- [The input]:
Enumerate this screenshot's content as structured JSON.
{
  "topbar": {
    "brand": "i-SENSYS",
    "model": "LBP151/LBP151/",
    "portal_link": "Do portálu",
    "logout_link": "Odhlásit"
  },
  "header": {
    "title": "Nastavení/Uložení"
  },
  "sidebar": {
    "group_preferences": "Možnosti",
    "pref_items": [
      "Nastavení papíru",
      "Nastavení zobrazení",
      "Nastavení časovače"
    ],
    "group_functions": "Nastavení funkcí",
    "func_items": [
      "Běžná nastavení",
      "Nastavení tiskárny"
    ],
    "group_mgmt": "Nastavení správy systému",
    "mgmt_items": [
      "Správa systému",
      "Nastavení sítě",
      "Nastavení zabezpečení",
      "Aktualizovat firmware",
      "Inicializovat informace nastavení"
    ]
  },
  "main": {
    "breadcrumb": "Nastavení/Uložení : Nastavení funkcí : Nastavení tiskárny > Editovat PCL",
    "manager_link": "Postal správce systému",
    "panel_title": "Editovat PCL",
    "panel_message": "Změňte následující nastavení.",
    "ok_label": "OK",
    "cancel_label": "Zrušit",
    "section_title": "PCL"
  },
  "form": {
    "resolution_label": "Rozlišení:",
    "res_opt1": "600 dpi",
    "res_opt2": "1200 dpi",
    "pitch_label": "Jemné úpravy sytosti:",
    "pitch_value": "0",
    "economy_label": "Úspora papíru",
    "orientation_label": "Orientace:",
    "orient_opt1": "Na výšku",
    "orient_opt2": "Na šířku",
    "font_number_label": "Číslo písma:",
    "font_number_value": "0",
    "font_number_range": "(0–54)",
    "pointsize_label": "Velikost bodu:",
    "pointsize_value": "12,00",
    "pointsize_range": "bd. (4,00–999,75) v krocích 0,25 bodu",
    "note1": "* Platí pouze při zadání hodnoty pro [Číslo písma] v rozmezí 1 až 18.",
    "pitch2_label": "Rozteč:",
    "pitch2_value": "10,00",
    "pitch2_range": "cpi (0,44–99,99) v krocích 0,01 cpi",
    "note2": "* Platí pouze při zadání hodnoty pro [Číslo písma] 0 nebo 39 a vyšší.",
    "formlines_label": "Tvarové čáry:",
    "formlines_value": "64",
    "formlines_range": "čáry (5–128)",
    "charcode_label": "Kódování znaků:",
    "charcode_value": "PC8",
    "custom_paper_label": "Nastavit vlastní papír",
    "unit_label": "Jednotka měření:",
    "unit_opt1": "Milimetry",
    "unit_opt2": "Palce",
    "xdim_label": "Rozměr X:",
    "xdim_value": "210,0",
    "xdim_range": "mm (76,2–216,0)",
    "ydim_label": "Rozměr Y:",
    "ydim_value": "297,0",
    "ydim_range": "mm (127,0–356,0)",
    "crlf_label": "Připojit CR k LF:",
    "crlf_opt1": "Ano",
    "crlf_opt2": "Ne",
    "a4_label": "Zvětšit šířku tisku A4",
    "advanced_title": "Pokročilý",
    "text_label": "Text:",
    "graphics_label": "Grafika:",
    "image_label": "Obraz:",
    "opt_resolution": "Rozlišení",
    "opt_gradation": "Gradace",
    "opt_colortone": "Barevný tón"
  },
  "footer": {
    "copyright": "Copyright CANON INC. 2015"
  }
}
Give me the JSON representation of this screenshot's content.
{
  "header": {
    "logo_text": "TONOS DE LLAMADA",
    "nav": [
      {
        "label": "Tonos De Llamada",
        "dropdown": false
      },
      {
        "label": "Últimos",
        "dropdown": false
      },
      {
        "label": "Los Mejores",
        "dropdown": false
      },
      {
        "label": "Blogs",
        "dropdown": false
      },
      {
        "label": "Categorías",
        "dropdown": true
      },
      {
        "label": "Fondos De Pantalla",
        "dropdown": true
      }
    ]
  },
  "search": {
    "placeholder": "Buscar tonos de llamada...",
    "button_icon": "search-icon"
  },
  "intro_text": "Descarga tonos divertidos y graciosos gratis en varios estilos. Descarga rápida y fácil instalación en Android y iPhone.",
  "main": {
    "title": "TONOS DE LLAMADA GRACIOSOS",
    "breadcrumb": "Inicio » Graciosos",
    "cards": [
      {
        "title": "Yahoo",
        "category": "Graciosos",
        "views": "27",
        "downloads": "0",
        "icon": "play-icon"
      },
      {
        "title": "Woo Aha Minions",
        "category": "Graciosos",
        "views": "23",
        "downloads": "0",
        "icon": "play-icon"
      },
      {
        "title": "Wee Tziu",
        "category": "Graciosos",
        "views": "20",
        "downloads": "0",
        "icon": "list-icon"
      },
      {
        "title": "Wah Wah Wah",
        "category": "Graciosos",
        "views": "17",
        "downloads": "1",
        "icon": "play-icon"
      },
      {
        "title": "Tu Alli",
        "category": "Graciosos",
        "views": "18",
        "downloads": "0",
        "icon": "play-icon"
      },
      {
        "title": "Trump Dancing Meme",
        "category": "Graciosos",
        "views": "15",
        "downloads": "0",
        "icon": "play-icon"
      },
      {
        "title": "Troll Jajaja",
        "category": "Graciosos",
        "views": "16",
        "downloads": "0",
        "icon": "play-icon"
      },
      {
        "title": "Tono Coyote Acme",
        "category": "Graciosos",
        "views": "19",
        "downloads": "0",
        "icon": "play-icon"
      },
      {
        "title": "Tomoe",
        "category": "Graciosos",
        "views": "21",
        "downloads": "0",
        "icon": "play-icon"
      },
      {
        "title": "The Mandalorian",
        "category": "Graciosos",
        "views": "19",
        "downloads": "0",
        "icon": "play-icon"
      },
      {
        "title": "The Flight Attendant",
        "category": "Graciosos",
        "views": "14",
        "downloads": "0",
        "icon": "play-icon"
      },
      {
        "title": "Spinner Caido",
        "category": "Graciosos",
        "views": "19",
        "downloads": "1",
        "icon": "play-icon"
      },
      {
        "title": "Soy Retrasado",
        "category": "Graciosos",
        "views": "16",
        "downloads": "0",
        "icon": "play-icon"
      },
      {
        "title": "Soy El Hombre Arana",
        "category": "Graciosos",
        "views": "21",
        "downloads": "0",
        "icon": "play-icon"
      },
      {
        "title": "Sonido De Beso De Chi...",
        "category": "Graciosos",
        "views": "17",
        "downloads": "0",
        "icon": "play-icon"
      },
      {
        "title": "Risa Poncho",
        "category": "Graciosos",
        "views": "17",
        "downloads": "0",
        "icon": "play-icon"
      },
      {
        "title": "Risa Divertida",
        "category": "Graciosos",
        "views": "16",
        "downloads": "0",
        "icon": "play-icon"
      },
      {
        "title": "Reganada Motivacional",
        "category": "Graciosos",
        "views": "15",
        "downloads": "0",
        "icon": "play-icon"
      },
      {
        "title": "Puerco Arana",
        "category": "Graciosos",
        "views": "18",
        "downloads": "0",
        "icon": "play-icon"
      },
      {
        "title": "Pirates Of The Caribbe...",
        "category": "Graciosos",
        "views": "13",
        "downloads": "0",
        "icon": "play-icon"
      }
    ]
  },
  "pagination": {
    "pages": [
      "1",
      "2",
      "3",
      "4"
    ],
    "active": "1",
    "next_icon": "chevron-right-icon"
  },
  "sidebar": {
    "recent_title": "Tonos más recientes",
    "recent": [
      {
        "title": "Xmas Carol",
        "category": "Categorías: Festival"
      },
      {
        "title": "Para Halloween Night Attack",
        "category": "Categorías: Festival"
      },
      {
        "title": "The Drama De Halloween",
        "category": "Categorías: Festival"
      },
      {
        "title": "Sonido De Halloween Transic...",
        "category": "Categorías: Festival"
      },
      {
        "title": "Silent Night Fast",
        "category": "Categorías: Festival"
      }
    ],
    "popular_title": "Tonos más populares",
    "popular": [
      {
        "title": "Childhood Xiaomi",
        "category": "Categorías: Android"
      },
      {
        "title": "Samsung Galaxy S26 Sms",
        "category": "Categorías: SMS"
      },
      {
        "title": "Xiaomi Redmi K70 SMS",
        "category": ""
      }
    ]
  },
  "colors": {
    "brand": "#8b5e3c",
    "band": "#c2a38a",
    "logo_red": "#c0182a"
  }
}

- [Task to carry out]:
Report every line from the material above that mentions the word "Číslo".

- [Result of this task]:
    "font_number_label": "Číslo písma:",
    "note1": "* Platí pouze při zadání hodnoty pro [Číslo písma] v rozmezí 1 až 18.",
    "note2": "* Platí pouze při zadání hodnoty pro [Číslo písma] 0 nebo 39 a vyšší.",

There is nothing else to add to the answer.